'Ratcliffe's book is a terrific survey of the entire debate about the adequacy of folk psychological theories of mind. It is careful, nuanced, fair, and well-argued' - Mark Johnson, Phenomenology and the Cognitive Sciences
'Many analytically trained philosophers suspect that something is missing in mainstream philosophy of mind, and would like to investigate the phenomenological tradition. Such philosophers face formidable obstacles, both stylistic and substantive. What they need is a book by someone with a strong grounding in both traditions, and who can explain phenomenology in a way that is accessible to analytic philosophers, and reveal its relevance to their own projects. Ratcliffe has written such a book.' - James Baillie, Philosophical Books
'Ratcliffe certainly knows his stuff and provides us with a powerful and phenomenologically sensitive corrective to certain misleading but sadly prevalent assumptions about the nature of our everyday understanding of action. This is a challenging book that anyone working on these topics ought to read and take seriously.' -Daniel Hutto, Notre Dame Philosophical Reviews
'...a compelling, well-researched and well-argued piece...This is important work, and Ratcliffe's book deserves the careful attention of researchers connected in any way with the study of other minds.' - Journal of Consciousness Studies
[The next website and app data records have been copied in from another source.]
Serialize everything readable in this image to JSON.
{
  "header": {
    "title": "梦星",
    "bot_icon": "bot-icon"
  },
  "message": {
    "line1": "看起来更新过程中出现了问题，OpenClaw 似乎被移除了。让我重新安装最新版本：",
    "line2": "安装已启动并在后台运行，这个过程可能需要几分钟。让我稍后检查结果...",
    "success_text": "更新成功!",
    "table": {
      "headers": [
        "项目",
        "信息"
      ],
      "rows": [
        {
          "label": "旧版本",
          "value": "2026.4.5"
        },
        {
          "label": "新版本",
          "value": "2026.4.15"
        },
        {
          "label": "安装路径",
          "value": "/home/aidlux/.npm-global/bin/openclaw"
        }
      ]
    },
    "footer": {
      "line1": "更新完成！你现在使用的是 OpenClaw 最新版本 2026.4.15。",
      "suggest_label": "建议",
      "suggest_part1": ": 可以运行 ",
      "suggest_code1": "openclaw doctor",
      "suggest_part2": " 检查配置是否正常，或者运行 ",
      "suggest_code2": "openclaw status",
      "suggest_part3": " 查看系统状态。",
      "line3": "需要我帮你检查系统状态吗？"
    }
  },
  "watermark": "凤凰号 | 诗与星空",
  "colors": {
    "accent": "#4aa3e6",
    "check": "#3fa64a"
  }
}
The first book to argue that there is no such thing as 'folk psychology'